[Items from an interface collection]
--------------------

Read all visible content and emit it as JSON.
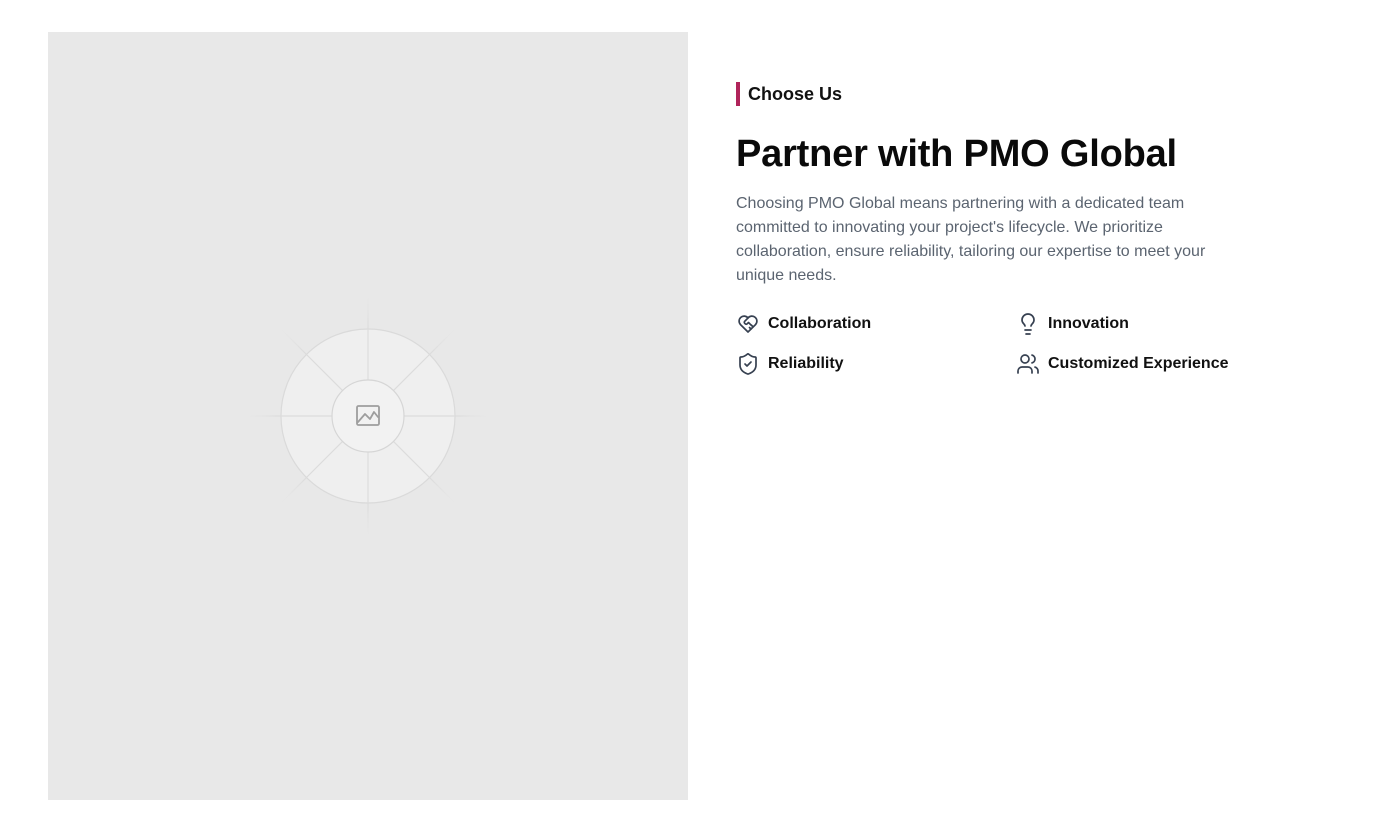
{
  "section": {
    "eyebrow": "Choose Us",
    "title": "Partner with PMO Global",
    "description": "Choosing PMO Global means partnering with a dedicated team committed to innovating your project's lifecycle. We prioritize collaboration, ensure reliability, tailoring our expertise to meet your unique needs.",
    "accent_color": "#b0245a"
  },
  "image_placeholder": {
    "icon": "image-placeholder-icon",
    "background": "#e8e8e8"
  },
  "features": [
    {
      "label": "Collaboration",
      "icon": "handshake-icon"
    },
    {
      "label": "Innovation",
      "icon": "lightbulb-icon"
    },
    {
      "label": "Reliability",
      "icon": "shield-check-icon"
    },
    {
      "label": "Customized Experience",
      "icon": "users-icon"
    }
  ]
}
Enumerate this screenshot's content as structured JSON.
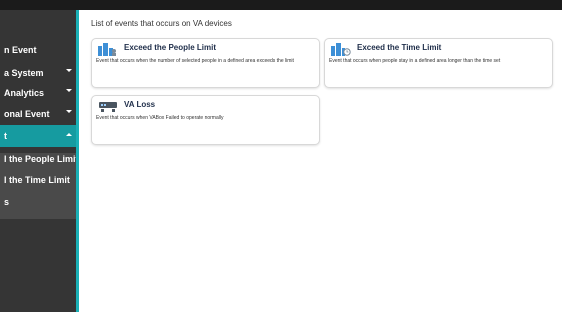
{
  "sidebar": {
    "items": [
      {
        "label": "n Event"
      },
      {
        "label": "a System"
      },
      {
        "label": "Analytics"
      },
      {
        "label": "onal Event"
      },
      {
        "label": "t"
      }
    ],
    "subitems": [
      {
        "label": "l the People Limit"
      },
      {
        "label": "l the Time Limit"
      },
      {
        "label": "s"
      }
    ]
  },
  "main": {
    "title": "List of events that occurs on VA devices",
    "cards": [
      {
        "title": "Exceed the People Limit",
        "description": "Event that occurs when the number of selected people in a defined area exceeds the limit",
        "icon": "people-limit-icon"
      },
      {
        "title": "Exceed the Time Limit",
        "description": "Event that occurs when people stay in a defined area longer than the time set",
        "icon": "time-limit-icon"
      },
      {
        "title": "VA Loss",
        "description": "Event that occurs when VABox Failed to operate normally",
        "icon": "device-loss-icon"
      }
    ]
  },
  "colors": {
    "accent": "#1ab0b6",
    "sidebar_bg": "#353535",
    "active_item": "#169ba0",
    "icon_blue": "#3d8fd6"
  }
}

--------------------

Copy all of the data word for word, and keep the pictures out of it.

Reply >>
Read all visible content and emit it as JSON.
{
  "section": {
    "eyebrow": "Choose Us",
    "title": "Partner with PMO Global",
    "description": "Choosing PMO Global means partnering with a dedicated team committed to innovating your project's lifecycle. We prioritize collaboration, ensure reliability, tailoring our expertise to meet your unique needs.",
    "accent_color": "#b0245a"
  },
  "image_placeholder": {
    "icon": "image-placeholder-icon",
    "background": "#e8e8e8"
  },
  "features": [
    {
      "label": "Collaboration",
      "icon": "handshake-icon"
    },
    {
      "label": "Innovation",
      "icon": "lightbulb-icon"
    },
    {
      "label": "Reliability",
      "icon": "shield-check-icon"
    },
    {
      "label": "Customized Experience",
      "icon": "users-icon"
    }
  ]
}
Enumerate this screenshot's content as structured JSON.
{
  "sidebar": {
    "items": [
      {
        "label": "n Event"
      },
      {
        "label": "a System"
      },
      {
        "label": "Analytics"
      },
      {
        "label": "onal Event"
      },
      {
        "label": "t"
      }
    ],
    "subitems": [
      {
        "label": "l the People Limit"
      },
      {
        "label": "l the Time Limit"
      },
      {
        "label": "s"
      }
    ]
  },
  "main": {
    "title": "List of events that occurs on VA devices",
    "cards": [
      {
        "title": "Exceed the People Limit",
        "description": "Event that occurs when the number of selected people in a defined area exceeds the limit",
        "icon": "people-limit-icon"
      },
      {
        "title": "Exceed the Time Limit",
        "description": "Event that occurs when people stay in a defined area longer than the time set",
        "icon": "time-limit-icon"
      },
      {
        "title": "VA Loss",
        "description": "Event that occurs when VABox Failed to operate normally",
        "icon": "device-loss-icon"
      }
    ]
  },
  "colors": {
    "accent": "#1ab0b6",
    "sidebar_bg": "#353535",
    "active_item": "#169ba0",
    "icon_blue": "#3d8fd6"
  }
}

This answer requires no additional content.